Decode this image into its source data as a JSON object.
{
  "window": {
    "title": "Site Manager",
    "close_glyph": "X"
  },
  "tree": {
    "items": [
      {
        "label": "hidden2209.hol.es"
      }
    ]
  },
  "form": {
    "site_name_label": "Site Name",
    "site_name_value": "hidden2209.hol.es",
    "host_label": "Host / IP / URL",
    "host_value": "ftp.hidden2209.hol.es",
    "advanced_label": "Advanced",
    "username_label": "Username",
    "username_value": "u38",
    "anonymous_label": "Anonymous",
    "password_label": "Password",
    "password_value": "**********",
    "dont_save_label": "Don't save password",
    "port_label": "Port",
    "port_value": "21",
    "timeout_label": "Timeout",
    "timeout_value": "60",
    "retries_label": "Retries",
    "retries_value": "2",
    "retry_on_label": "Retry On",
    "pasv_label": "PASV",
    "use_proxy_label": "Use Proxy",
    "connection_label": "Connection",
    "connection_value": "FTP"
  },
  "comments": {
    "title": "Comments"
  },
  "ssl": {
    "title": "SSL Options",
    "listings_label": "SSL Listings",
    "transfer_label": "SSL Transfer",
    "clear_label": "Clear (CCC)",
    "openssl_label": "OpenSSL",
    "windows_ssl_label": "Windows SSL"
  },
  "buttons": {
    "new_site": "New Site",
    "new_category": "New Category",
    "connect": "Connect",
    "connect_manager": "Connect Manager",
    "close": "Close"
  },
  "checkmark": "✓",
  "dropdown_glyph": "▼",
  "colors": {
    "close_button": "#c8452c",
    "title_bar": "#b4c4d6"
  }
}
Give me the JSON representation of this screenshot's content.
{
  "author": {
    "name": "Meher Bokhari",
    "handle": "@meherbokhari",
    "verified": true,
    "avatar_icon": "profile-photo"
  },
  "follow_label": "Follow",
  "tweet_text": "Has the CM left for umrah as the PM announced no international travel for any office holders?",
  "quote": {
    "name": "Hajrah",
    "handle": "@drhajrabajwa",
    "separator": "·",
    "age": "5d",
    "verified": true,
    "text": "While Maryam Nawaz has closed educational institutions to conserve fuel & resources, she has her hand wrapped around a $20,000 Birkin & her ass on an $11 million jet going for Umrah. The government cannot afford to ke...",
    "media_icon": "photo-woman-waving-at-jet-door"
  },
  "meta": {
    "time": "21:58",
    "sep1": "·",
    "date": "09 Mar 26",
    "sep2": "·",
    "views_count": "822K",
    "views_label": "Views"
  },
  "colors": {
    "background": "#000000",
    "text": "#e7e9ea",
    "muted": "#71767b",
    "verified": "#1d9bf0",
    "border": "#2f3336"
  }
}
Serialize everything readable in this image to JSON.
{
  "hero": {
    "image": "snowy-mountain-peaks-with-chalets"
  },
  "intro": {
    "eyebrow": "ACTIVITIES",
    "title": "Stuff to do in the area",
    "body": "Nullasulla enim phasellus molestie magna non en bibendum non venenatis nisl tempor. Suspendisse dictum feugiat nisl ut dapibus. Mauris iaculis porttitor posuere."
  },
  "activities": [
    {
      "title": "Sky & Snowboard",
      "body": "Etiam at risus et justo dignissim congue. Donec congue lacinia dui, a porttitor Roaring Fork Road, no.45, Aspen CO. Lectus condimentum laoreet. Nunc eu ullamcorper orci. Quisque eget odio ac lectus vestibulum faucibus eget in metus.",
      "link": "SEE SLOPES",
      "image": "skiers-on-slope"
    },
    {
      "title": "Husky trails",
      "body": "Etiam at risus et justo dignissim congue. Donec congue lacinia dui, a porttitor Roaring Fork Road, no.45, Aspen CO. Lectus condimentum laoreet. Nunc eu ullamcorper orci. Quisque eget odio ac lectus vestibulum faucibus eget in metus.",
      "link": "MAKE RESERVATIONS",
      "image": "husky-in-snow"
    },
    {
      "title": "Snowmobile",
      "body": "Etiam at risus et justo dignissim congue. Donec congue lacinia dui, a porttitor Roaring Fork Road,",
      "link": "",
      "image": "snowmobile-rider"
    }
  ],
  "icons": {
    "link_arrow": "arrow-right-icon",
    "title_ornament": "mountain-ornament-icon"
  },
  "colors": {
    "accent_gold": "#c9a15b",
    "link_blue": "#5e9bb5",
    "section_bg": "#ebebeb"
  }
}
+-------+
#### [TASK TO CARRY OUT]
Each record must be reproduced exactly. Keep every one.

#### [EXERCISE RESPONSE]
Decode this image into its source data as a JSON object.
{
  "window": {
    "title": "Site Manager",
    "close_glyph": "X"
  },
  "tree": {
    "items": [
      {
        "label": "hidden2209.hol.es"
      }
    ]
  },
  "form": {
    "site_name_label": "Site Name",
    "site_name_value": "hidden2209.hol.es",
    "host_label": "Host / IP / URL",
    "host_value": "ftp.hidden2209.hol.es",
    "advanced_label": "Advanced",
    "username_label": "Username",
    "username_value": "u38",
    "anonymous_label": "Anonymous",
    "password_label": "Password",
    "password_value": "**********",
    "dont_save_label": "Don't save password",
    "port_label": "Port",
    "port_value": "21",
    "timeout_label": "Timeout",
    "timeout_value": "60",
    "retries_label": "Retries",
    "retries_value": "2",
    "retry_on_label": "Retry On",
    "pasv_label": "PASV",
    "use_proxy_label": "Use Proxy",
    "connection_label": "Connection",
    "connection_value": "FTP"
  },
  "comments": {
    "title": "Comments"
  },
  "ssl": {
    "title": "SSL Options",
    "listings_label": "SSL Listings",
    "transfer_label": "SSL Transfer",
    "clear_label": "Clear (CCC)",
    "openssl_label": "OpenSSL",
    "windows_ssl_label": "Windows SSL"
  },
  "buttons": {
    "new_site": "New Site",
    "new_category": "New Category",
    "connect": "Connect",
    "connect_manager": "Connect Manager",
    "close": "Close"
  },
  "checkmark": "✓",
  "dropdown_glyph": "▼",
  "colors": {
    "close_button": "#c8452c",
    "title_bar": "#b4c4d6"
  }
}
Give me the JSON representation of this screenshot's content.
{
  "author": {
    "name": "Meher Bokhari",
    "handle": "@meherbokhari",
    "verified": true,
    "avatar_icon": "profile-photo"
  },
  "follow_label": "Follow",
  "tweet_text": "Has the CM left for umrah as the PM announced no international travel for any office holders?",
  "quote": {
    "name": "Hajrah",
    "handle": "@drhajrabajwa",
    "separator": "·",
    "age": "5d",
    "verified": true,
    "text": "While Maryam Nawaz has closed educational institutions to conserve fuel & resources, she has her hand wrapped around a $20,000 Birkin & her ass on an $11 million jet going for Umrah. The government cannot afford to ke...",
    "media_icon": "photo-woman-waving-at-jet-door"
  },
  "meta": {
    "time": "21:58",
    "sep1": "·",
    "date": "09 Mar 26",
    "sep2": "·",
    "views_count": "822K",
    "views_label": "Views"
  },
  "colors": {
    "background": "#000000",
    "text": "#e7e9ea",
    "muted": "#71767b",
    "verified": "#1d9bf0",
    "border": "#2f3336"
  }
}
Serialize everything readable in this image to JSON.
{
  "hero": {
    "image": "snowy-mountain-peaks-with-chalets"
  },
  "intro": {
    "eyebrow": "ACTIVITIES",
    "title": "Stuff to do in the area",
    "body": "Nullasulla enim phasellus molestie magna non en bibendum non venenatis nisl tempor. Suspendisse dictum feugiat nisl ut dapibus. Mauris iaculis porttitor posuere."
  },
  "activities": [
    {
      "title": "Sky & Snowboard",
      "body": "Etiam at risus et justo dignissim congue. Donec congue lacinia dui, a porttitor Roaring Fork Road, no.45, Aspen CO. Lectus condimentum laoreet. Nunc eu ullamcorper orci. Quisque eget odio ac lectus vestibulum faucibus eget in metus.",
      "link": "SEE SLOPES",
      "image": "skiers-on-slope"
    },
    {
      "title": "Husky trails",
      "body": "Etiam at risus et justo dignissim congue. Donec congue lacinia dui, a porttitor Roaring Fork Road, no.45, Aspen CO. Lectus condimentum laoreet. Nunc eu ullamcorper orci. Quisque eget odio ac lectus vestibulum faucibus eget in metus.",
      "link": "MAKE RESERVATIONS",
      "image": "husky-in-snow"
    },
    {
      "title": "Snowmobile",
      "body": "Etiam at risus et justo dignissim congue. Donec congue lacinia dui, a porttitor Roaring Fork Road,",
      "link": "",
      "image": "snowmobile-rider"
    }
  ],
  "icons": {
    "link_arrow": "arrow-right-icon",
    "title_ornament": "mountain-ornament-icon"
  },
  "colors": {
    "accent_gold": "#c9a15b",
    "link_blue": "#5e9bb5",
    "section_bg": "#ebebeb"
  }
}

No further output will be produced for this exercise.